In Japan, for example, Bonsai trees have been estimated to live up to 800 years with adequate care.

There’s even the prickly cycad on display in the Palm House at the Royal Botanical Gardens. This cycad has been recognized as the oldest potted plant in the world by the Guinness Book of Records.

However, you probably want something a bit more compact for your house!

Overall, given the appropriate conditions, it’s possible for a plant to survive for centuries. This, of course, excludes annuals, which are plants that exist for only one season.

Reader Also Checked: 7 Houseplants That Like Moist Soil

Can a Houseplant Die of Old Age?

The simple answer is yes. Even if a plant has everything it requires, it’s still bound to die one day. Yet, it can still be quite hard to label a plant as mature or old.

After all, plants could age as a result of a number of events that occur over the course of their life. Generally, we can classify the life cycle of a plant into six stages:

  1. Germination
  2. Seed production
  3. Development
  4. Blooming and fruiting
  5. Senescence
  6. Death

During the senescence stage of a plant, it gradually loses its capacity to regenerate cells and tissues until it dies.

The Takeaway

Almost everything has a life expectancy; your possessions, your pets, even you!

When it comes to houseplants, this isn’t always the case, which begs the question: how long do houseplants live?

A houseplant has an average lifetime of 2-5 years. However, the life expectancy is determined by the amount of care it receives and how long this species can last.

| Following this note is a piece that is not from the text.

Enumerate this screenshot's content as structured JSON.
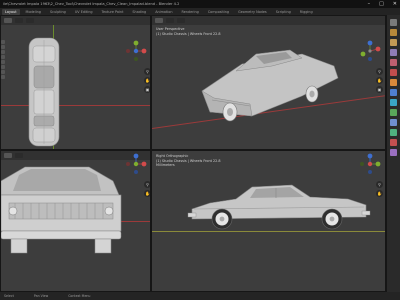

If you look after your potted plant, it can survive for years, if not decades. If you don’t, it most likely won’t last a month before it withers and dies.